A conference on Addressing Illicit Financial Flows and Asset Recovery in the Extractive Industries has urged the African Union and governments of Nigeria and five other African countries to institute joint and separate judicial action against a British company, Glencore and its accomplices.
The Conference, in a communique released on Tuesday at the end of its two-day session in Diamniadio, Dakar, Senegal, asked the Extractive Industries Transparency Initiative (EITI) to call out Glencore for failure to adhere to the group’s principles and values.
Glencore, a United Kingdom subsidiary of mining and commodity trading group, was convicted by a Court in London of seven bribery offences pertaining to its oil business in Africa.
The Southwark Crown Court asked the company to pay £281 million in fines and confiscated profit as sanction for its “sustained criminality.”
While Glencore will pay £182.9 million as fine, £93.5 million from its profits will be held via a confiscation order, Judge Peter Fraser said while convicting the company for “corporate corruption on a widespread scale, deploying very substantial sums of money in bribes”.
The crimes were committed by the company in Nigeria, Cameroon, South Sudan, Cote d’Ivoire, Equatorial Guinea and the Democratic Republic of Congo.
The Conference was convened by the Secretariat of the African Union High Level Panel on Illicit Financial Flows and the Working Group on Common Africa Position on Asset Recovery (CAPAR).
In its 11-recommendation, the conference described Glencore corruption scandal as a symptom of a widespread and deliberate practice in the extractive industries in Africa.
”The conference calls upon the African Union and the governments of the six African victim states to draw all necessary resources for joint and separate judicial action against Glencore and its accomplices.
“The Conference calls upon Transparency International and its partners, Publish What You Pay, and related advocacy Civil Society Organisations to actively engage and support action against Glencore on these six cases.
”It also calls upon EITI to publicly call out Glencore and demand that it publicly demonstrates fidelity to the principles and values that EITI stands for.”
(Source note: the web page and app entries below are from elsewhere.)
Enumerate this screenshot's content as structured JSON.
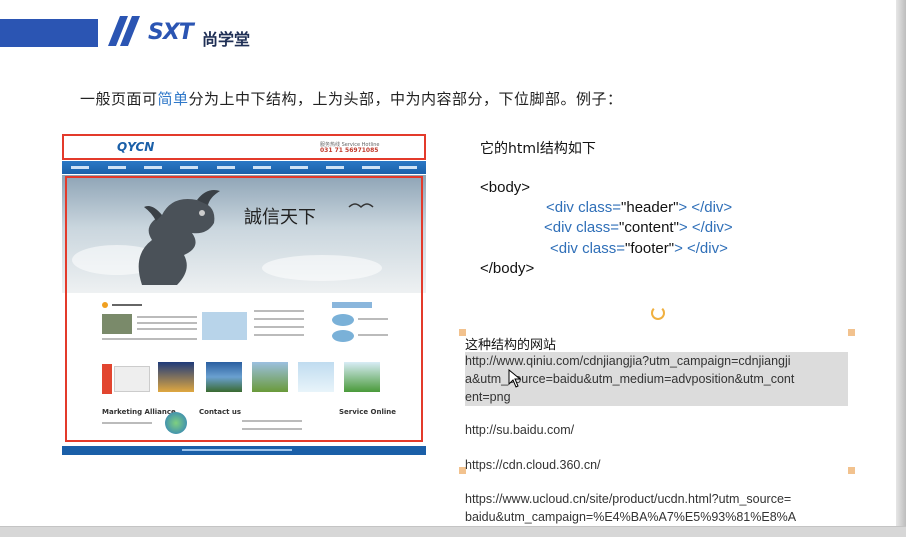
{
  "brand": {
    "logo_text": "SXT",
    "logo_cn": "尚学堂"
  },
  "intro": {
    "part1": "一般页面可",
    "highlight": "简单",
    "part2": "分为上中下结构，上为头部，中为内容部分，下位脚部。例子："
  },
  "example_site": {
    "logo": "QYCN",
    "phone_label": "服务热线 Service Hotline",
    "phone": "031 71 56971085",
    "slogan": "誠信天下",
    "sections": [
      "Marketing Alliance",
      "Contact us",
      "Service Online"
    ]
  },
  "structure": {
    "title": "它的html结构如下",
    "body_open": "<body>",
    "lines": [
      {
        "open": "<div class=",
        "value": "\"header\"",
        "close": "> </div>"
      },
      {
        "open": "<div class=",
        "value": "\"content\"",
        "close": "> </div>"
      },
      {
        "open": "<div class=",
        "value": "\"footer\"",
        "close": "> </div>"
      }
    ],
    "body_close": "</body>"
  },
  "sites": {
    "title": "这种结构的网站",
    "urls": [
      "http://www.qiniu.com/cdnjiangjia?utm_campaign=cdnjiangjia&utm_source=baidu&utm_medium=advposition&utm_content=png",
      "http://su.baidu.com/",
      "https://cdn.cloud.360.cn/",
      "https://www.ucloud.cn/site/product/ucdn.html?utm_source=baidu&utm_campaign=%E4%BA%A7%E5%93%81%E8%A"
    ],
    "url1_lines": [
      "http://www.qiniu.com/cdnjiangjia?utm_campaign=cdnjiangji",
      "a&utm_source=baidu&utm_medium=advposition&utm_cont",
      "ent=png"
    ],
    "url4_lines": [
      "https://www.ucloud.cn/site/product/ucdn.html?utm_source=",
      "baidu&utm_campaign=%E4%BA%A7%E5%93%81%E8%A"
    ]
  },
  "colors": {
    "accent": "#2b55b3",
    "highlight": "#2f78c9",
    "box_red": "#e33a2b",
    "selection": "#dcdcdc"
  }
}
The conference reminded EITI of its critical role in promoting accountability and transparency in the extractive sector given that the bulk of illicit financial flows stems out from transactions in the sector.
It added that the EITI should actively take up its role in partnership with the Working Group on Extractives.
”Looking at the significant contribution of the extractive industries to illicit financial flows and the attendant impact on African economies, the industries contribute to illicit financial flows through various means including through under-declaration, underpricing and the evasion of capital controls.
“It is further complicated by base erosion and profit shifting practices of Multinational Corporations (MNCs) that misrepresent the value of goods and/or services in order to relocate untaxed profits to their home nations or to financial secrecy jurisdictions,” it said.
The conference noted that Multinational Corporations in extractive industries also engage in bribery or other corrupt activities to secure mining or drilling licenses, permits, or favourable tax treatment from government officials.
“It said some mining companies also undertake mass exports of mineral ores and crude oil from African countries often disguising and grossly understating the true value of the minerals, precious metals and/or oil in the raw materials that they export for refining.”
On the issue of criminal accountability in the extractive industries, the conference urged African Union Member States to prioritise ratification of the Malabo Protocol for a criminal jurisdiction for the African Court on Human and Peoples’ Rights.
This, it noted, would strengthen Africa’s own mechanism for criminal accountability in the extractive industries.
The Conference commended African Development Bank for taking the initiative to put in place the African Integrity Fund but advised the bank to prioritize the operationalisation of the fund